Kishwar Shafin | University of California, Santa Cruz | May 4, 2020
When choosing a strategy for genome sequencing, scientists face two common choices: “Reference-based analysis or de novo assembly?” and “Long-reads or short-reads?”
Unsurprisingly, most choose reference-based methods using short-reads because they are fast, cheap, easy and proven.
However, the devil is definitely in the details. Short-reads alone fail to generate contiguous assemblies of large genomes because the reads are simply too short1. Using existing scaffolds of an existing reference, short-read can accurately find most small variations2. Although finding small variations made short-reads the genomic workhorse, variant-identification only works in the unique portions of the reference genome, leaving out duplicated and repetitive sequences2. Also, reference-based methods naturally detect alleles similar to the reference, introducing reference allele bias3. This bias is strong for structural variations, which are often missed or miscalled. Short reads often can’t span neighboring variations, so while genotypes are ascertained, the phasing relationships (allelic organization along the maternal and paternal chromosomes) are not4. Until recently long-read de novo assembly methods were expensive, time-consuming, and generally reserved for new species. We asked ourselves: can these challenges be overcome using long-reads and cheap, fast, and scalable methods?
In 2014, the phone-sized, low-cost, Oxford Nanopore MinION was released which democratized third-generation sequencing by making it accessible. In 2017, we participated in an international effort that produced the first reported de novo assembly of a human genome (HG001) using nanopore sequencing. This effort used 53 MinION flowcells, 150,000 CPU hours, and weeks of wall-clock time. While promising, this long-read assembly approach had extensive computational and sequencing requirements5.
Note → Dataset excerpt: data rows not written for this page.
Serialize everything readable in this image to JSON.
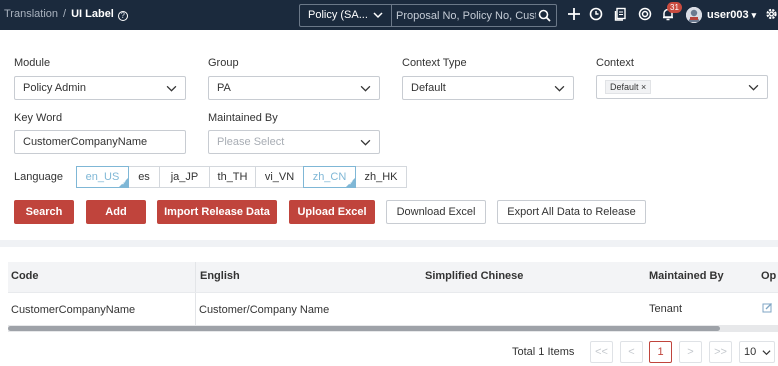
{
  "topbar": {
    "breadcrumb_parent": "Translation",
    "breadcrumb_sep": "/",
    "breadcrumb_current": "UI Label",
    "help_glyph": "?",
    "policy_select": "Policy (SA...",
    "search_placeholder": "Proposal No, Policy No, Cust",
    "notification_count": "31",
    "username": "user003"
  },
  "filters": {
    "module": {
      "label": "Module",
      "value": "Policy Admin"
    },
    "group": {
      "label": "Group",
      "value": "PA"
    },
    "context_type": {
      "label": "Context Type",
      "value": "Default"
    },
    "context": {
      "label": "Context",
      "tag": "Default",
      "tag_remove": "×"
    },
    "keyword": {
      "label": "Key Word",
      "value": "CustomerCompanyName"
    },
    "maintained_by": {
      "label": "Maintained By",
      "placeholder": "Please Select"
    },
    "language": {
      "label": "Language",
      "options": [
        "en_US",
        "es",
        "ja_JP",
        "th_TH",
        "vi_VN",
        "zh_CN",
        "zh_HK"
      ],
      "selected": [
        "en_US",
        "zh_CN"
      ]
    }
  },
  "buttons": {
    "search": "Search",
    "add": "Add",
    "import": "Import Release Data",
    "upload": "Upload Excel",
    "download": "Download Excel",
    "export": "Export All Data to Release"
  },
  "table": {
    "columns": [
      "Code",
      "English",
      "Simplified Chinese",
      "Maintained By",
      "Op"
    ],
    "rows": [
      {
        "code": "CustomerCompanyName",
        "english": "Customer/Company Name",
        "simplified_chinese": "",
        "maintained_by": "Tenant"
      }
    ]
  },
  "pagination": {
    "total": "Total 1 Items",
    "first": "<<",
    "prev": "<",
    "current": "1",
    "next": ">",
    "last": ">>",
    "page_size": "10"
  },
  "colors": {
    "topbar_bg": "#1b2a3d",
    "primary_red": "#c0443c",
    "selected_blue": "#7fb7d6"
  }
}
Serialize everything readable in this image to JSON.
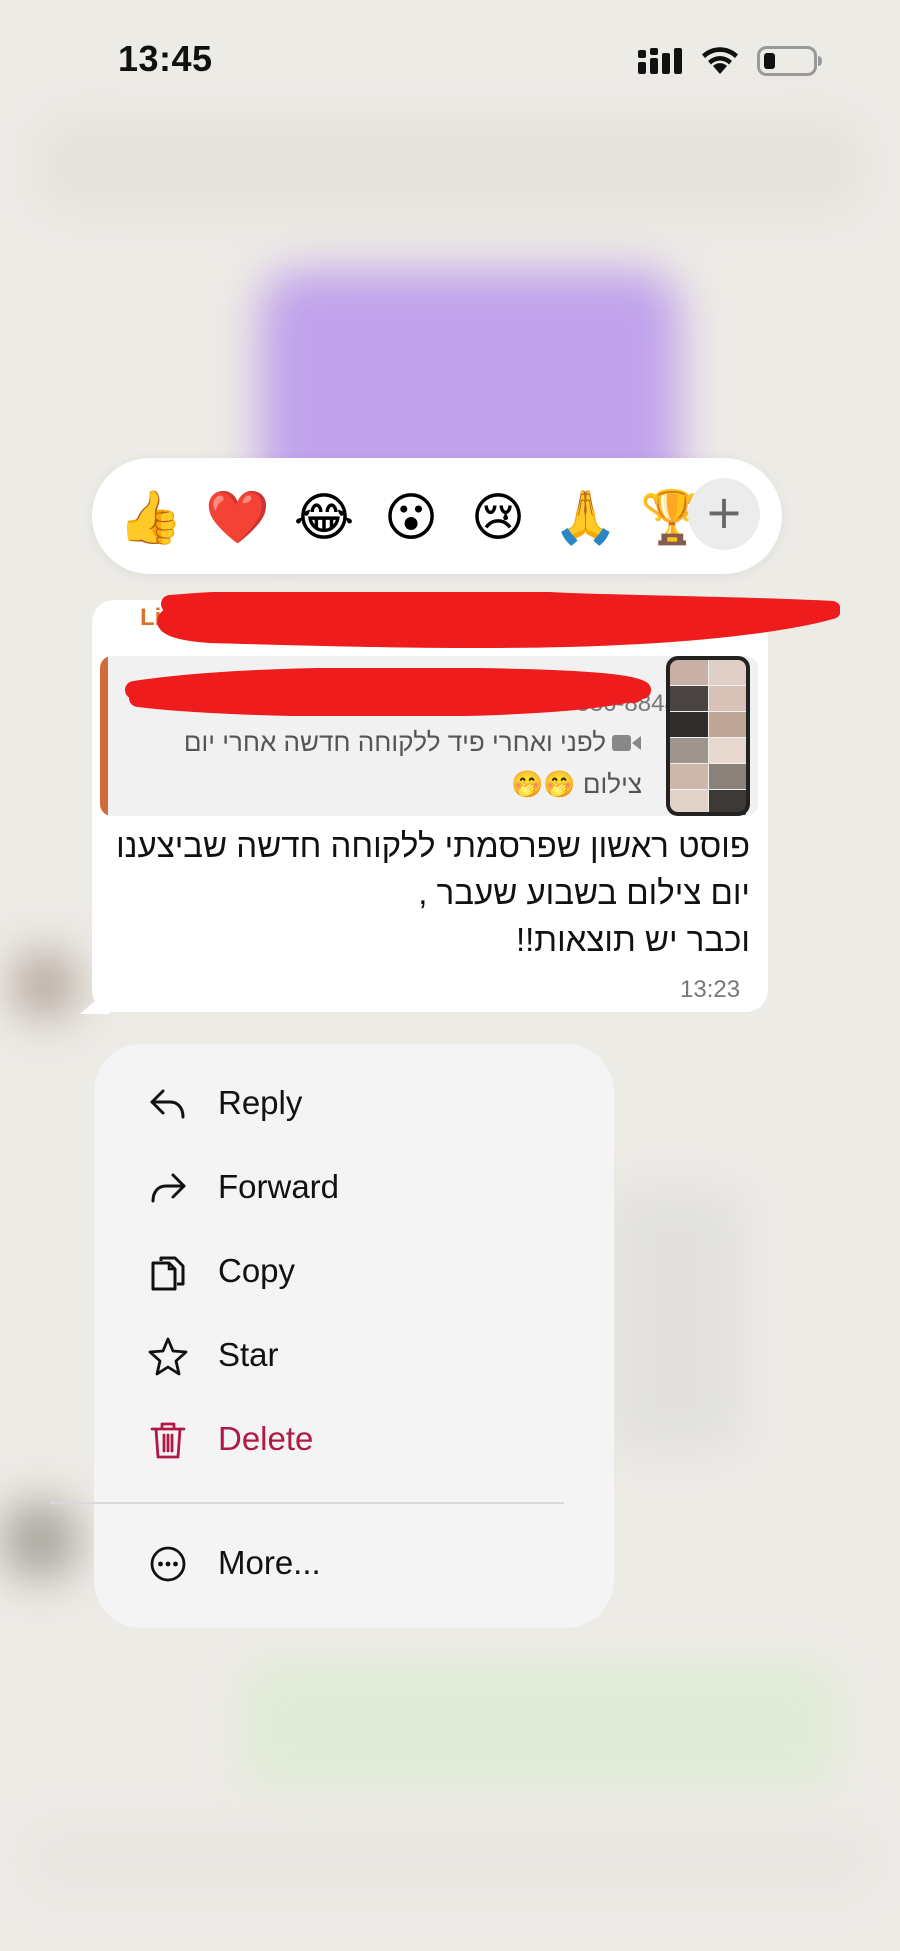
{
  "status_bar": {
    "time": "13:45"
  },
  "reactions": {
    "emojis": [
      "👍",
      "❤️",
      "😂",
      "😮",
      "😢",
      "🙏",
      "🏆"
    ],
    "add_label": "+"
  },
  "message": {
    "sender_name": "Lily",
    "sender_phone": "00-8848",
    "quoted": {
      "phone": "4-536-8848",
      "text": "לפני ואחרי פיד ללקוחה חדשה אחרי יום צילום 🤭🤭"
    },
    "body": "פוסט ראשון שפרסמתי ללקוחה חדשה שביצענו יום צילום בשבוע שעבר ,\nוכבר יש תוצאות!!",
    "time": "13:23"
  },
  "menu": {
    "items": [
      {
        "label": "Reply",
        "icon": "reply-icon"
      },
      {
        "label": "Forward",
        "icon": "forward-icon"
      },
      {
        "label": "Copy",
        "icon": "copy-icon"
      },
      {
        "label": "Star",
        "icon": "star-icon"
      },
      {
        "label": "Delete",
        "icon": "trash-icon"
      },
      {
        "label": "More...",
        "icon": "more-icon"
      }
    ]
  },
  "colors": {
    "delete": "#b01945",
    "sender": "#d9742d",
    "quote_bar": "#d16b3a",
    "redaction": "#ee1c1c"
  }
}
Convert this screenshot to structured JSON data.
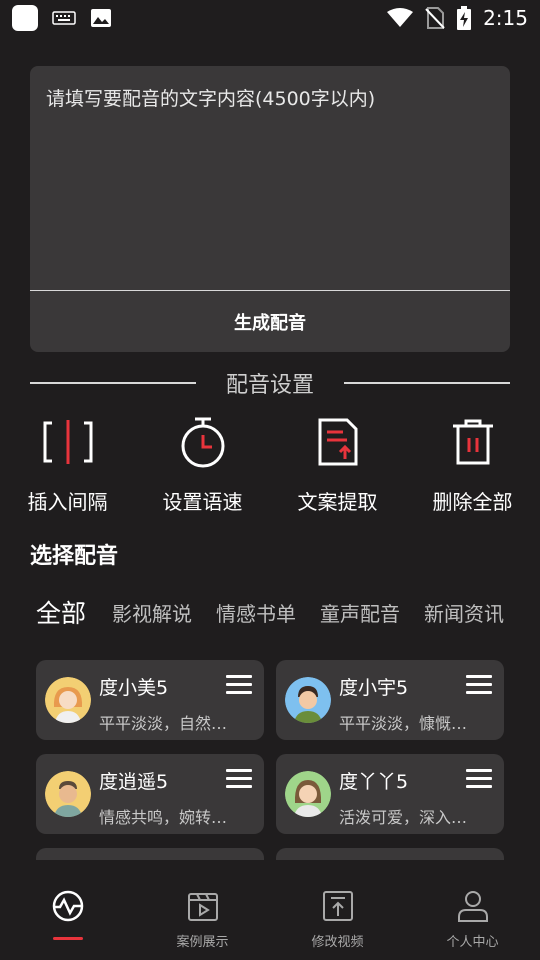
{
  "status_bar": {
    "time": "2:15"
  },
  "editor": {
    "placeholder": "请填写要配音的文字内容(4500字以内)",
    "generate_label": "生成配音"
  },
  "settings_title": "配音设置",
  "tools": [
    {
      "label": "插入间隔",
      "icon": "insert-interval-icon"
    },
    {
      "label": "设置语速",
      "icon": "timer-icon"
    },
    {
      "label": "文案提取",
      "icon": "extract-text-icon"
    },
    {
      "label": "删除全部",
      "icon": "trash-icon"
    }
  ],
  "choose_title": "选择配音",
  "categories": {
    "active": "全部",
    "items": [
      "影视解说",
      "情感书单",
      "童声配音",
      "新闻资讯"
    ]
  },
  "voices": [
    {
      "name": "度小美5",
      "desc": "平平淡淡，自然…"
    },
    {
      "name": "度小宇5",
      "desc": "平平淡淡，慷慨…"
    },
    {
      "name": "度逍遥5",
      "desc": "情感共鸣，婉转…"
    },
    {
      "name": "度丫丫5",
      "desc": "活泼可爱，深入…"
    }
  ],
  "bottom_nav": [
    {
      "label": "",
      "icon": "waveform-icon",
      "active": true
    },
    {
      "label": "案例展示",
      "icon": "play-board-icon"
    },
    {
      "label": "修改视频",
      "icon": "upload-box-icon"
    },
    {
      "label": "个人中心",
      "icon": "person-icon"
    }
  ],
  "colors": {
    "accent": "#e8343c",
    "card": "#3a3839",
    "background": "#1f1d1e"
  }
}
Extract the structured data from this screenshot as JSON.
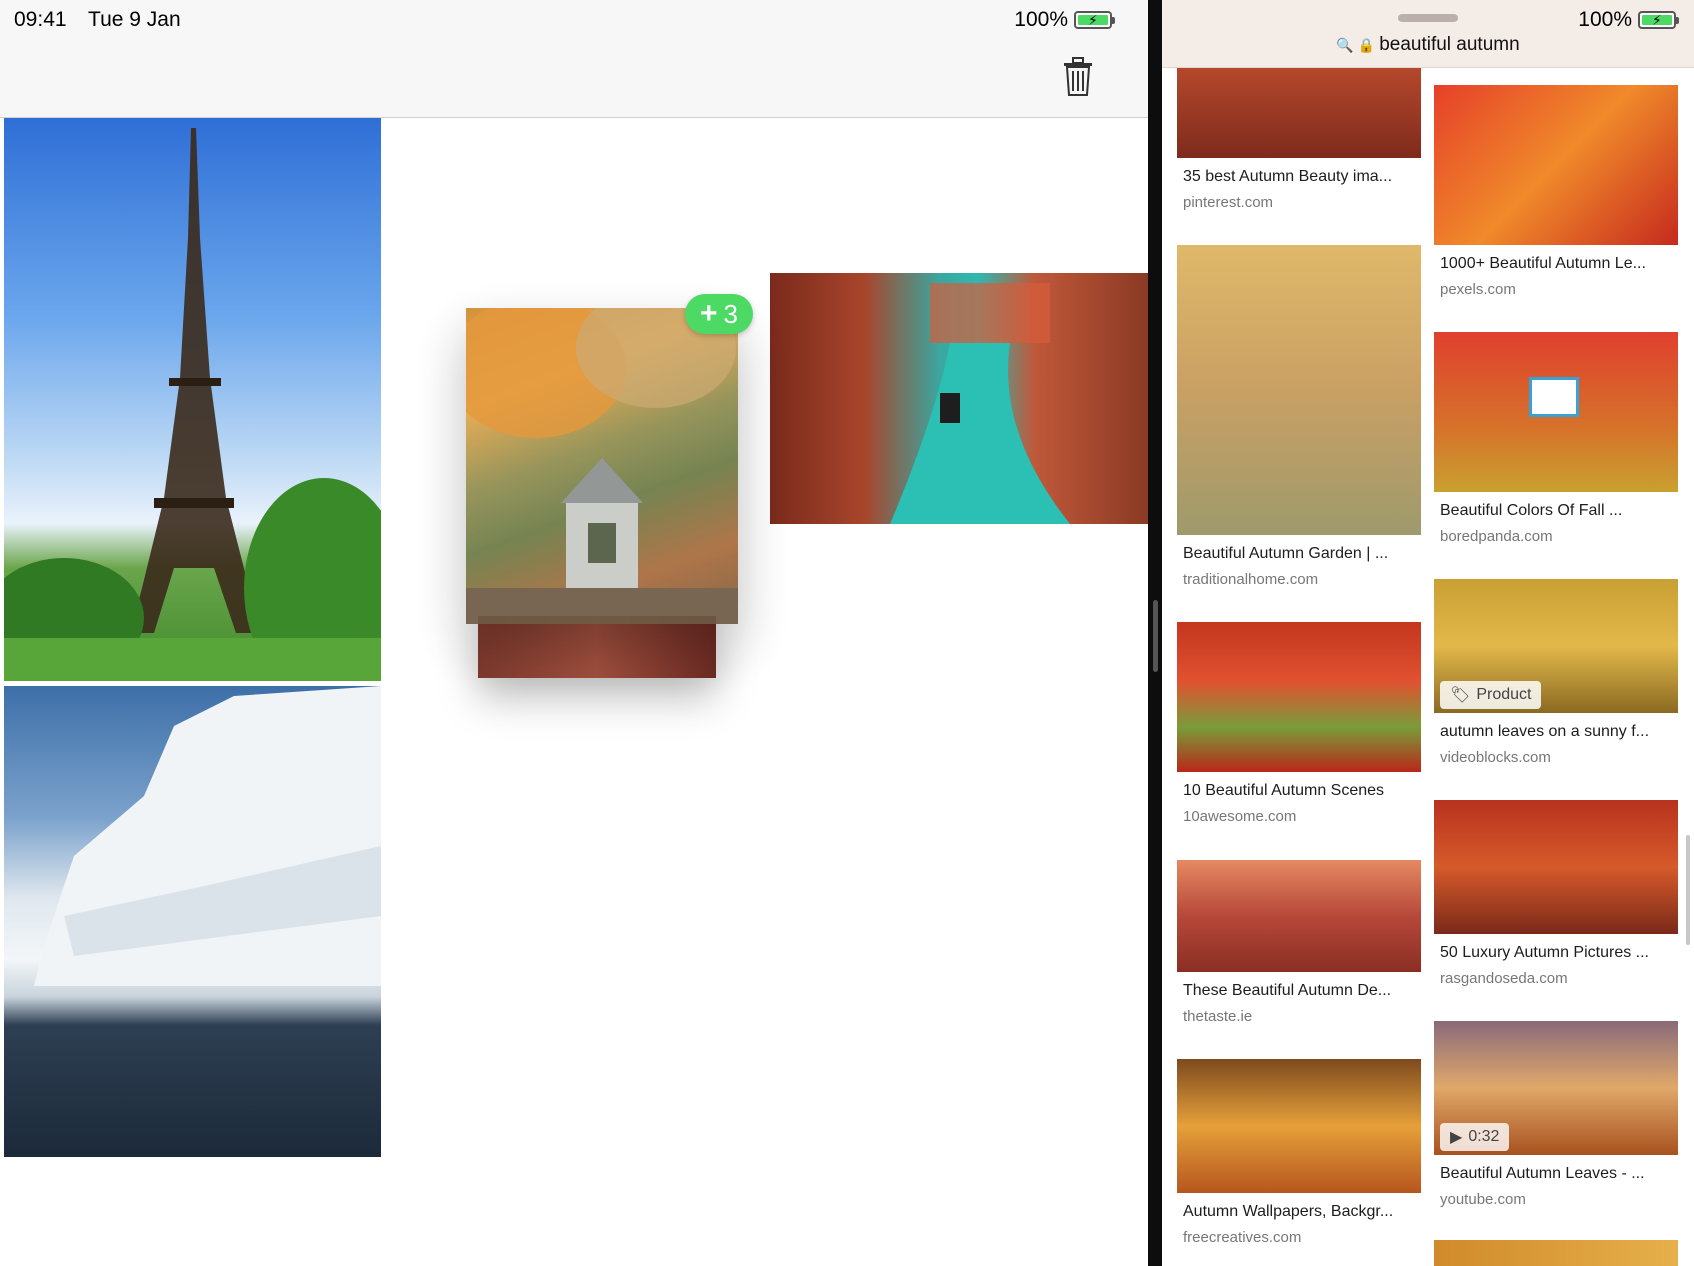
{
  "status": {
    "time": "09:41",
    "date": "Tue 9 Jan",
    "battery_left": "100%",
    "battery_right": "100%"
  },
  "left_app": {
    "drag_badge_count": "3",
    "photos": [
      "eiffel-tower",
      "iceberg",
      "venice-canal",
      "autumn-garden-house"
    ]
  },
  "safari": {
    "url_text": "beautiful autumn"
  },
  "results": {
    "left_col": [
      {
        "title": "35 best Autumn Beauty ima...",
        "source": "pinterest.com"
      },
      {
        "title": "Beautiful Autumn Garden | ...",
        "source": "traditionalhome.com"
      },
      {
        "title": "10 Beautiful Autumn Scenes",
        "source": "10awesome.com"
      },
      {
        "title": "These Beautiful Autumn De...",
        "source": "thetaste.ie"
      },
      {
        "title": "Autumn Wallpapers, Backgr...",
        "source": "freecreatives.com"
      }
    ],
    "right_col": [
      {
        "title": "1000+ Beautiful Autumn Le...",
        "source": "pexels.com"
      },
      {
        "title": "Beautiful Colors Of Fall ...",
        "source": "boredpanda.com"
      },
      {
        "title": "autumn leaves on a sunny f...",
        "source": "videoblocks.com",
        "chip": "Product"
      },
      {
        "title": "50 Luxury Autumn Pictures ...",
        "source": "rasgandoseda.com"
      },
      {
        "title": "Beautiful Autumn Leaves - ...",
        "source": "youtube.com",
        "chip": "0:32"
      }
    ]
  },
  "colors": {
    "badge_green": "#4cd964",
    "safari_bar": "#f4ece7"
  }
}
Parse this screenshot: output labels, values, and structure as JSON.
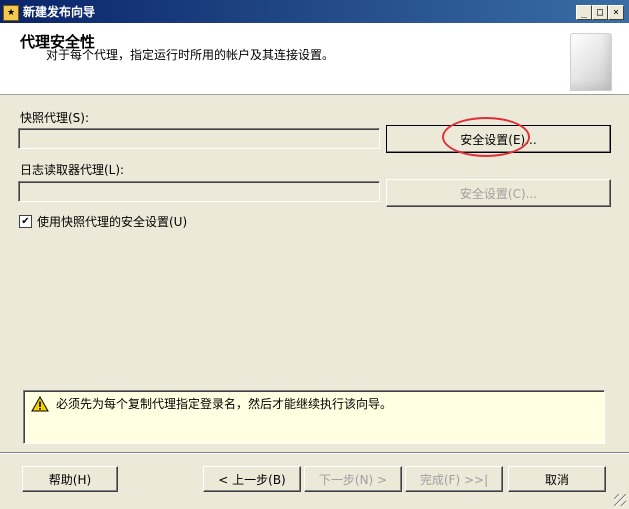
{
  "window": {
    "title": "新建发布向导",
    "controls": {
      "minimize": "_",
      "maximize": "□",
      "close": "×"
    }
  },
  "header": {
    "title": "代理安全性",
    "subtitle": "对于每个代理，指定运行时所用的帐户及其连接设置。"
  },
  "snapshot_agent": {
    "label": "快照代理(S):",
    "value": "",
    "button_label": "安全设置(E)..."
  },
  "log_reader_agent": {
    "label": "日志读取器代理(L):",
    "value": "",
    "button_label": "安全设置(C)..."
  },
  "use_snapshot_settings": {
    "label": "使用快照代理的安全设置(U)",
    "checked": true,
    "check_glyph": "✔"
  },
  "warning": {
    "icon": "warning-icon",
    "text": "必须先为每个复制代理指定登录名，然后才能继续执行该向导。"
  },
  "footer": {
    "help": "帮助(H)",
    "back": "< 上一步(B)",
    "next": "下一步(N) >",
    "finish": "完成(F) >>|",
    "cancel": "取消"
  },
  "colors": {
    "dialog_bg": "#ece9d8",
    "titlebar": "#0a246a",
    "warning_bg": "#ffffe1",
    "highlight": "#e0303a"
  }
}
In 2018, the high-throughput Oxford Nanopore PromethION device was released. To assess its performance, we sequenced eleven human genomes in nine days and achieved 60x coverage (with ~7x coverage in 100kb+ reads) per sample. This unprecedented sequencing speed required improvements in genome assembly methods. Contemporary approaches for nanopore data-based assemblies required one week of wall-clock time and cost ~$1000.